7.2.1 Thickness control and uniformity
Often, final device characteristics, such as the value of a capacitor, the threshold voltage of a transistor, the resistance per square in a thin-film resistor and the resonant frequency of an acoustic wave filter, depend strongly on the thickness of a deposited layer. Therefore it must be ensured that the layer thickness is the same at all points on the wafer, and on every wafer that comes off the production line. Specifications of ±1% uniformity and reproducibility are not uncommon, and some critical applications are starting to demand thickness control to ±0.1%. This is not trivial! If the material came from a point source, we would need a chamber 75 m tall to achieve ±0.1% uniformity across a 200 mm diameter wafer – we'll have to find a much better method than that. Figure 31 illustrates the point. Also, a process lasting 2 min must stop with an accuracy of 100 ms to hit the correct thickness consistently over many process runs, despite temperature drifts, changes in chamber contamination and wall coatings, and declining stocks of material in the deposition source.
Some deposition techniques give intrinsically good uniformity by virtue of their operating mechanism. For those that don't, techniques to redistribute material more evenly include multiple or spatially distributed sources, gas scattering, shielding and wafer rotation.
Uniformity is important not only for film thickness, but for all aspects of the film's chemistry, microstructure and morphology.

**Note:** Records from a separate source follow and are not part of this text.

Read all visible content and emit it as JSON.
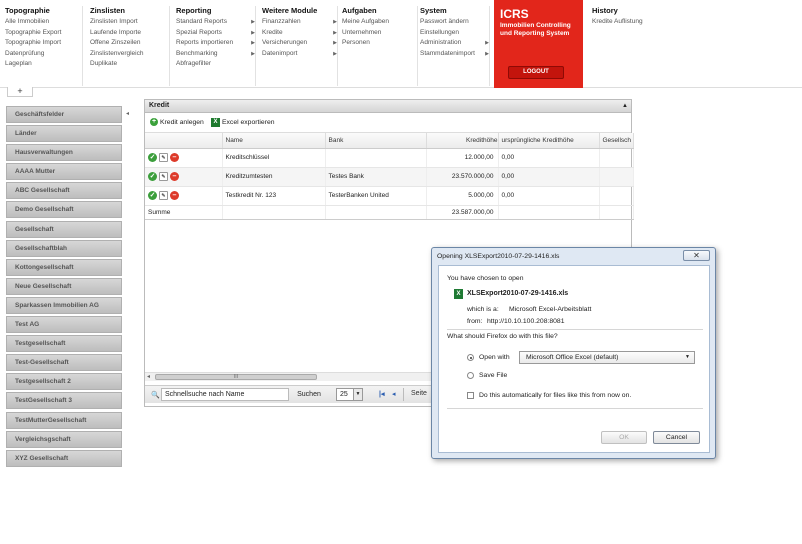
{
  "nav": [
    {
      "title": "Topographie",
      "items": [
        "Alle Immobilien",
        "Topographie Export",
        "Topographie Import",
        "Datenprüfung",
        "Lageplan"
      ],
      "arrows": []
    },
    {
      "title": "Zinslisten",
      "items": [
        "Zinslisten Import",
        "Laufende Importe",
        "Offene Zinszeilen",
        "Zinslistenvergleich",
        "Duplikate"
      ],
      "arrows": []
    },
    {
      "title": "Reporting",
      "items": [
        "Standard Reports",
        "Spezial Reports",
        "Reports importieren",
        "Benchmarking",
        "Abfragefilter"
      ],
      "arrows": [
        0,
        1,
        2,
        3
      ]
    },
    {
      "title": "Weitere Module",
      "items": [
        "Finanzzahlen",
        "Kredite",
        "Versicherungen",
        "Datenimport"
      ],
      "arrows": [
        0,
        1,
        2,
        3
      ]
    },
    {
      "title": "Aufgaben",
      "items": [
        "Meine Aufgaben",
        "Unternehmen",
        "Personen"
      ],
      "arrows": []
    },
    {
      "title": "System",
      "items": [
        "Passwort ändern",
        "Einstellungen",
        "Administration",
        "Stammdatenimport"
      ],
      "arrows": [
        2,
        3
      ]
    },
    {
      "title": "History",
      "items": [
        "Kredite Auflistung"
      ],
      "arrows": []
    }
  ],
  "brand": {
    "title": "ICRS",
    "subtitle": "Immobilien Controlling und Reporting System",
    "logout": "LOGOUT",
    "color": "#e2261b"
  },
  "add_tab": "+",
  "sidebar": [
    "Geschäftsfelder",
    "Länder",
    "Hausverwaltungen",
    "AAAA Mutter",
    "ABC Gesellschaft",
    "Demo Gesellschaft",
    "Gesellschaft",
    "Gesellschaftblah",
    "Kottongesellschaft",
    "Neue Gesellschaft",
    "Sparkassen Immobilien AG",
    "Test AG",
    "Testgesellschaft",
    "Test-Gesellschaft",
    "Testgesellschaft 2",
    "TestGesellschaft 3",
    "TestMutterGesellschaft",
    "Vergleichsgschaft",
    "XYZ Gesellschaft"
  ],
  "panel": {
    "title": "Kredit",
    "add_label": "Kredit anlegen",
    "export_label": "Excel exportieren",
    "columns": [
      "",
      "Name",
      "Bank",
      "Kredithöhe",
      "ursprüngliche Kredithöhe",
      "Gesellsch"
    ],
    "rows": [
      {
        "name": "Kreditschlüssel",
        "bank": "",
        "amount": "12.000,00",
        "orig": "0,00"
      },
      {
        "name": "Kreditzumtesten",
        "bank": "Testes Bank",
        "amount": "23.570.000,00",
        "orig": "0,00"
      },
      {
        "name": "Testkredit Nr. 123",
        "bank": "TesterBanken United",
        "amount": "5.000,00",
        "orig": "0,00"
      }
    ],
    "sum_label": "Summe",
    "sum_value": "23.587.000,00",
    "scroll_grip": "III",
    "search_placeholder": "Schnellsuche nach Name",
    "search_button": "Suchen",
    "page_size": "25",
    "page_label": "Seite"
  },
  "dialog": {
    "title": "Opening XLSExport2010-07-29-1416.xls",
    "chosen": "You have chosen to open",
    "filename": "XLSExport2010-07-29-1416.xls",
    "which_is_label": "which is a:",
    "which_is_value": "Microsoft Excel-Arbeitsblatt",
    "from_label": "from:",
    "from_value": "http://10.10.100.208:8081",
    "question": "What should Firefox do with this file?",
    "open_with": "Open with",
    "app": "Microsoft Office Excel (default)",
    "save": "Save File",
    "auto": "Do this automatically for files like this from now on.",
    "ok": "OK",
    "cancel": "Cancel"
  }
}
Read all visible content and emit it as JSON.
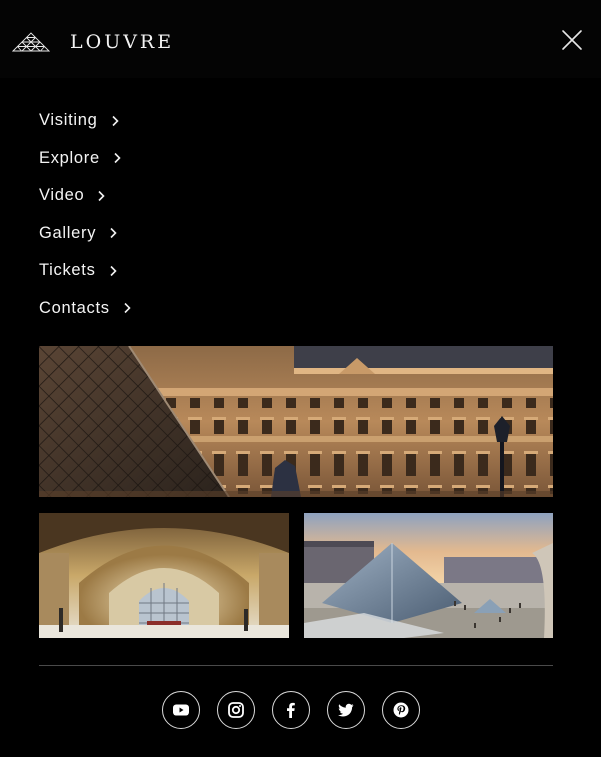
{
  "brand": {
    "name": "LOUVRE",
    "logo_icon": "pyramid-icon"
  },
  "header": {
    "close_icon": "close-icon"
  },
  "nav": {
    "items": [
      {
        "label": "Visiting",
        "icon": "chevron-right-icon"
      },
      {
        "label": "Explore",
        "icon": "chevron-right-icon"
      },
      {
        "label": "Video",
        "icon": "chevron-right-icon"
      },
      {
        "label": "Gallery",
        "icon": "chevron-right-icon"
      },
      {
        "label": "Tickets",
        "icon": "chevron-right-icon"
      },
      {
        "label": "Contacts",
        "icon": "chevron-right-icon"
      }
    ]
  },
  "gallery": {
    "photos": [
      "louvre-facade-with-pyramid-photo",
      "palace-gallery-interior-photo",
      "pyramid-courtyard-sunset-photo"
    ]
  },
  "social": {
    "icons": [
      "youtube-icon",
      "instagram-icon",
      "facebook-icon",
      "twitter-icon",
      "pinterest-icon"
    ]
  },
  "colors": {
    "background": "#000000",
    "header": "#040404",
    "text": "#ffffff",
    "divider": "#4a4a4a",
    "page": "#ffffff"
  }
}
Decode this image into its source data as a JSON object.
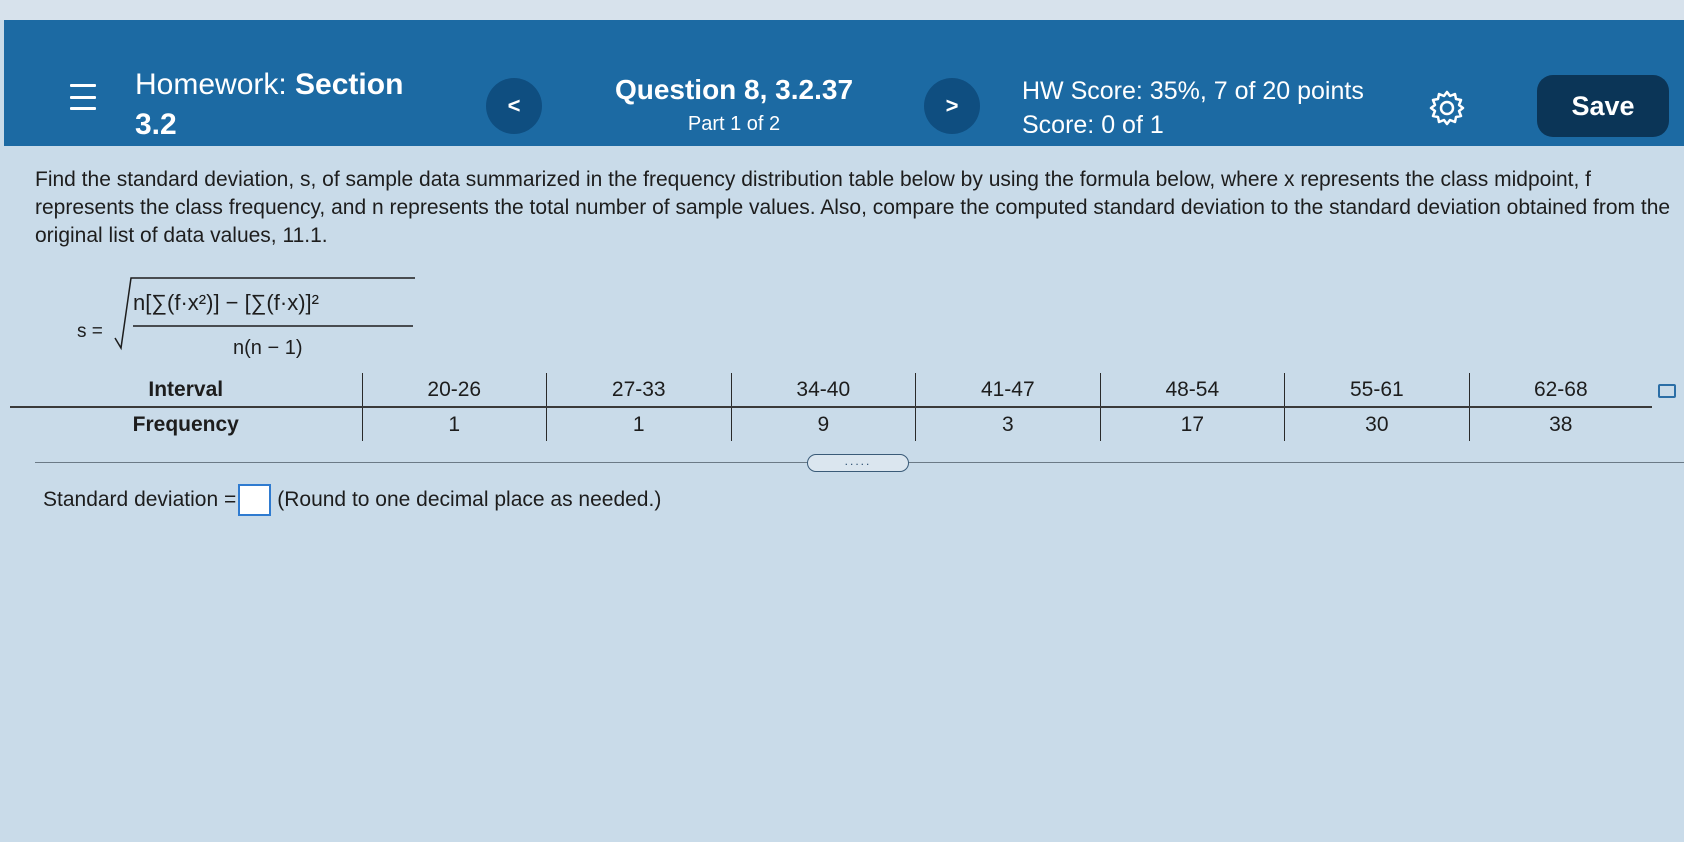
{
  "header": {
    "hw_prefix": "Homework:",
    "hw_section": "Section",
    "hw_number": "3.2",
    "prev_label": "<",
    "next_label": ">",
    "question_title": "Question 8, 3.2.37",
    "question_part": "Part 1 of 2",
    "hw_score": "HW Score: 35%, 7 of 20 points",
    "score": "Score: 0 of 1",
    "save_label": "Save"
  },
  "question": {
    "text": "Find the standard deviation, s, of sample data summarized in the frequency distribution table below by using the formula below, where x represents the class midpoint, f represents the class frequency, and n represents the total number of sample values. Also, compare the computed standard deviation to the standard deviation obtained from the original list of data values, 11.1.",
    "formula": {
      "lhs": "s =",
      "numerator": "n[∑(f·x²)] − [∑(f·x)]²",
      "denominator": "n(n − 1)"
    }
  },
  "table": {
    "interval_label": "Interval",
    "frequency_label": "Frequency",
    "intervals": [
      "20-26",
      "27-33",
      "34-40",
      "41-47",
      "48-54",
      "55-61",
      "62-68"
    ],
    "frequencies": [
      "1",
      "1",
      "9",
      "3",
      "17",
      "30",
      "38"
    ]
  },
  "divider_handle": ".....",
  "answer": {
    "label": "Standard deviation =",
    "hint": "(Round to one decimal place as needed.)"
  },
  "icons": {
    "menu": "hamburger-menu-icon",
    "settings": "gear-icon",
    "table": "copy-table-icon"
  },
  "colors": {
    "header_bg": "#1c6aa3",
    "save_bg": "#0b3557",
    "nav_btn_bg": "#0f4e80",
    "page_bg": "#c9dbe9"
  }
}
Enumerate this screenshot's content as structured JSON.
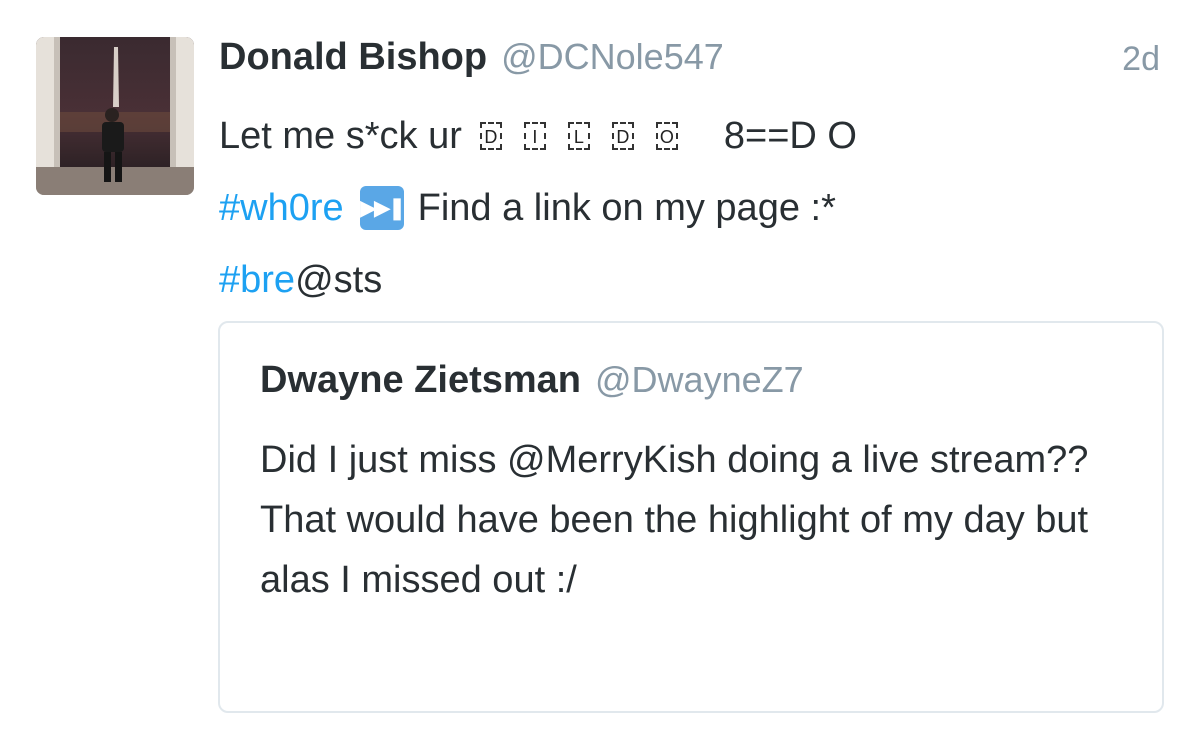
{
  "tweet": {
    "display_name": "Donald Bishop",
    "handle": "@DCNole547",
    "timestamp": "2d",
    "line1_text": "Let me s*ck ur",
    "glyph_boxes": [
      "D",
      "I",
      "L",
      "D",
      "O"
    ],
    "line1_tail": "8==D O",
    "hashtag1": "#wh0re",
    "emoji_name": "fast-forward-emoji",
    "line2_text": "Find a link on my page :*",
    "hashtag2": "#bre",
    "line3_text": "@sts"
  },
  "quoted_tweet": {
    "display_name": "Dwayne Zietsman",
    "handle": "@DwayneZ7",
    "text": "Did I just miss @MerryKish doing a live stream?? That would have been the highlight of my day but alas I missed out :/"
  },
  "colors": {
    "link": "#1da1f2",
    "secondary_text": "#8899a6",
    "primary_text": "#292f33",
    "card_border": "#e1e8ed"
  }
}
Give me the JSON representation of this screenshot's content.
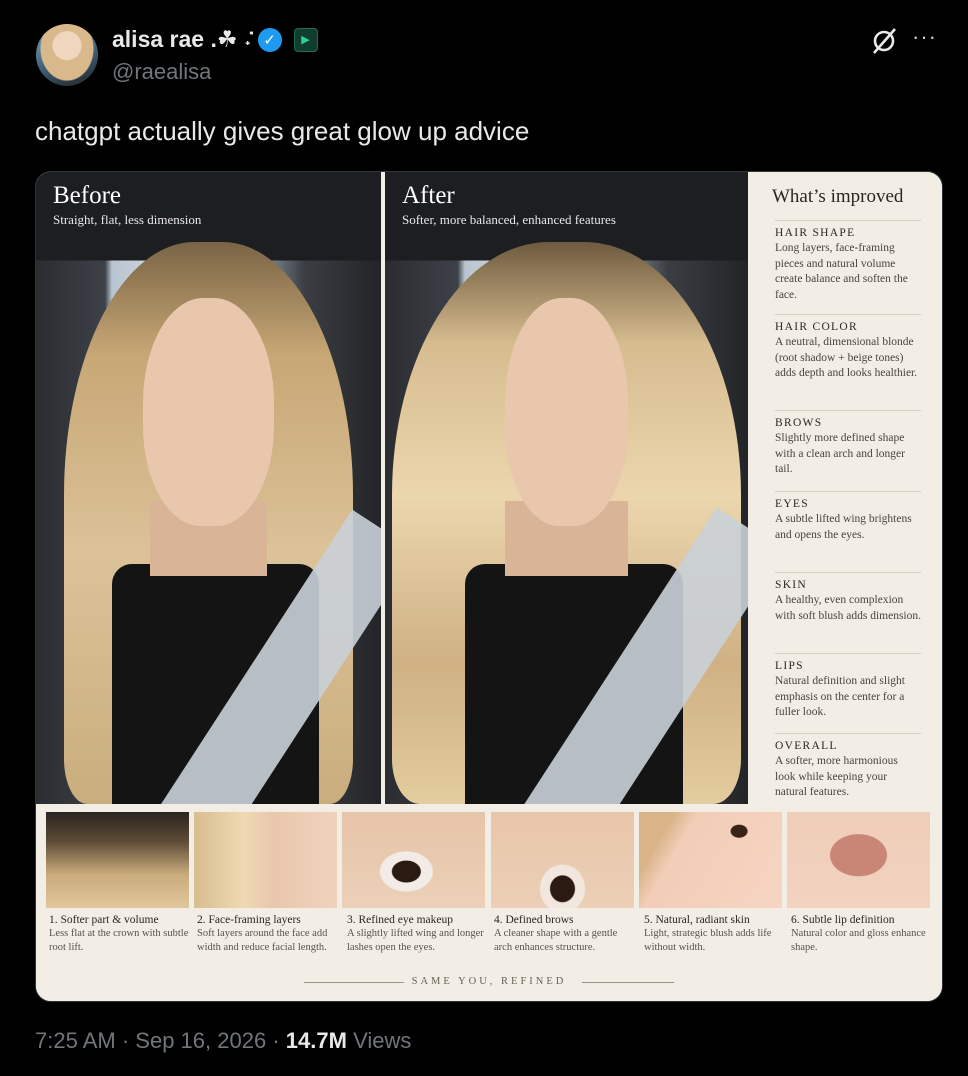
{
  "tweet": {
    "display_name": "alisa rae .☘︎ ݁˖",
    "handle": "@raealisa",
    "text": "chatgpt actually gives great glow up advice",
    "time": "7:25 AM",
    "date": "Sep 16, 2026",
    "views_count": "14.7M",
    "views_label": "Views",
    "separator": "·"
  },
  "image": {
    "before": {
      "title": "Before",
      "subtitle": "Straight, flat, less dimension"
    },
    "after": {
      "title": "After",
      "subtitle": "Softer, more balanced, enhanced features"
    },
    "side": {
      "heading": "What’s improved",
      "sections": [
        {
          "label": "HAIR SHAPE",
          "text": "Long layers, face-framing pieces and natural volume create balance and soften the face."
        },
        {
          "label": "HAIR COLOR",
          "text": "A neutral, dimensional blonde (root shadow + beige tones) adds depth and looks healthier."
        },
        {
          "label": "BROWS",
          "text": "Slightly more defined shape with a clean arch and longer tail."
        },
        {
          "label": "EYES",
          "text": "A subtle lifted wing brightens and opens the eyes."
        },
        {
          "label": "SKIN",
          "text": "A healthy, even complexion with soft blush adds dimension."
        },
        {
          "label": "LIPS",
          "text": "Natural definition and slight emphasis on the center for a fuller look."
        },
        {
          "label": "OVERALL",
          "text": "A softer, more harmonious look while keeping your natural features."
        }
      ]
    },
    "details": [
      {
        "title": "1. Softer part & volume",
        "text": "Less flat at the crown with subtle root lift."
      },
      {
        "title": "2. Face-framing layers",
        "text": "Soft layers around the face add width and reduce facial length."
      },
      {
        "title": "3. Refined eye makeup",
        "text": "A slightly lifted wing and longer lashes open the eyes."
      },
      {
        "title": "4. Defined brows",
        "text": "A cleaner shape with a gentle arch enhances structure."
      },
      {
        "title": "5. Natural, radiant skin",
        "text": "Light, strategic blush adds life without width."
      },
      {
        "title": "6. Subtle lip definition",
        "text": "Natural color and gloss enhance shape."
      }
    ],
    "footer": "SAME YOU, REFINED"
  },
  "colors": {
    "background": "#000000",
    "text": "#e7e9ea",
    "muted": "#71767b",
    "verified": "#1d9bf0",
    "panel": "#f2ede5"
  }
}
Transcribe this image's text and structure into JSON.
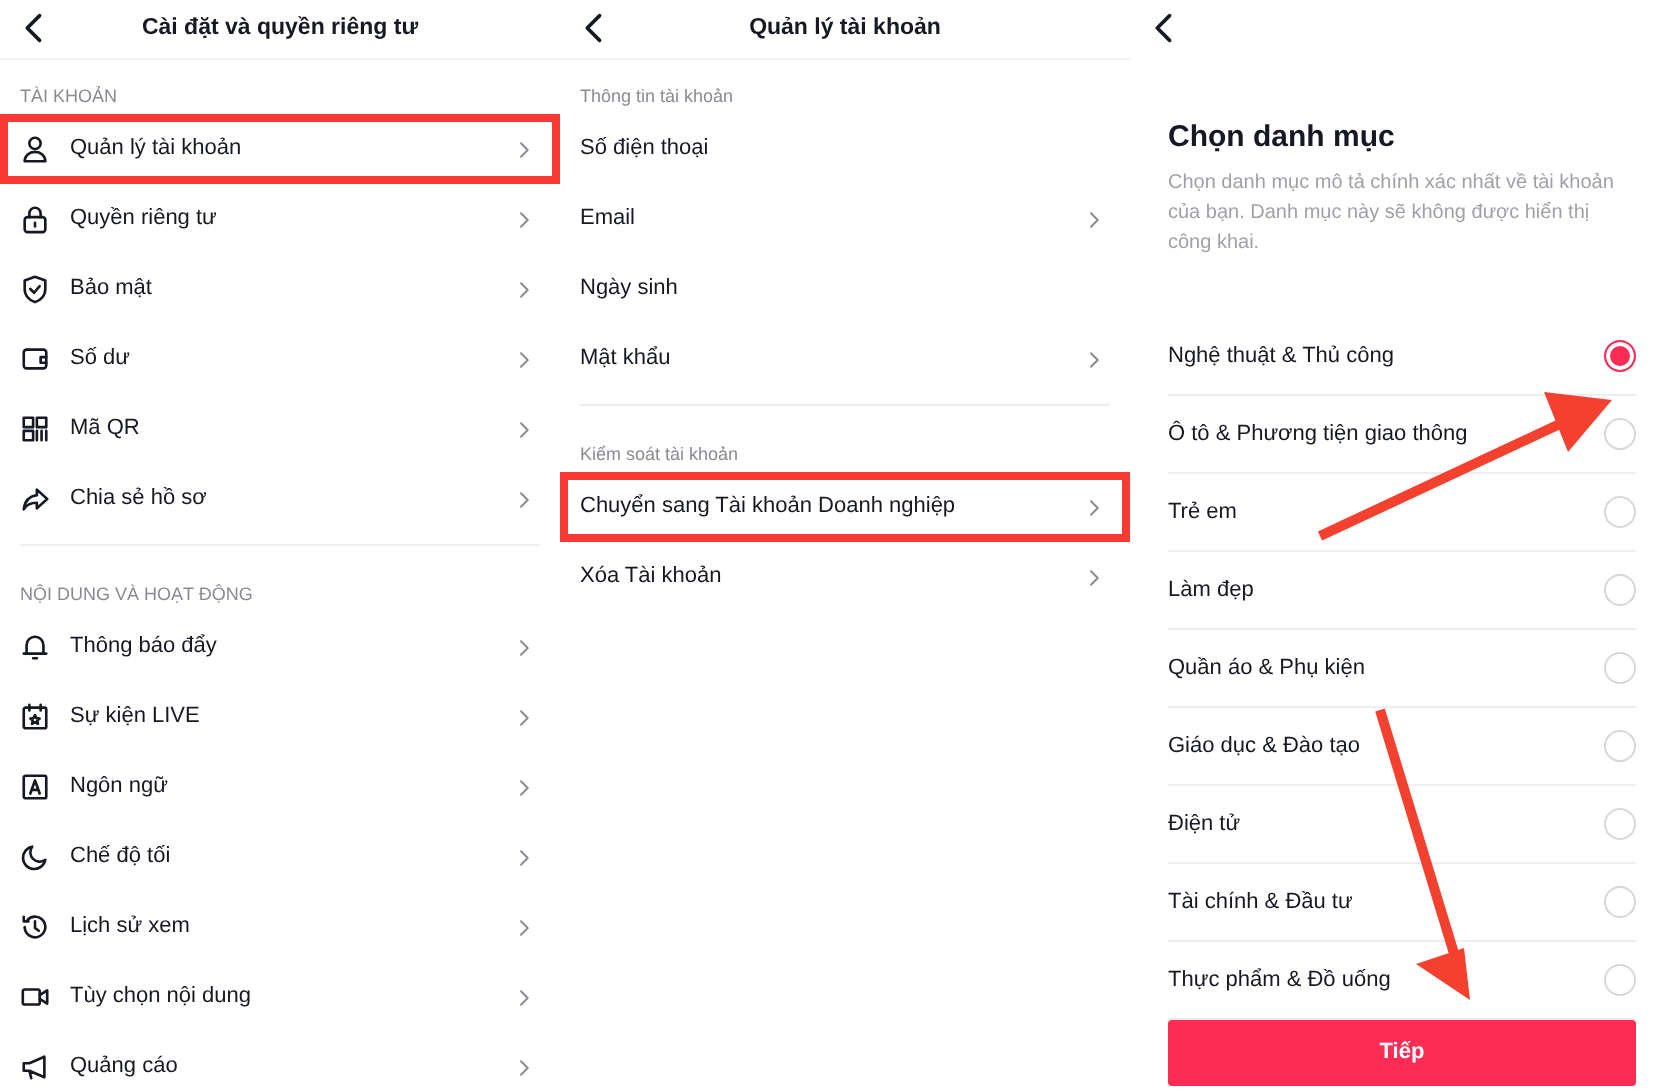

This is often the most difficult specification to meet, so it should be the first thing we think of, and the last to be fine-tuned once everything else is in place.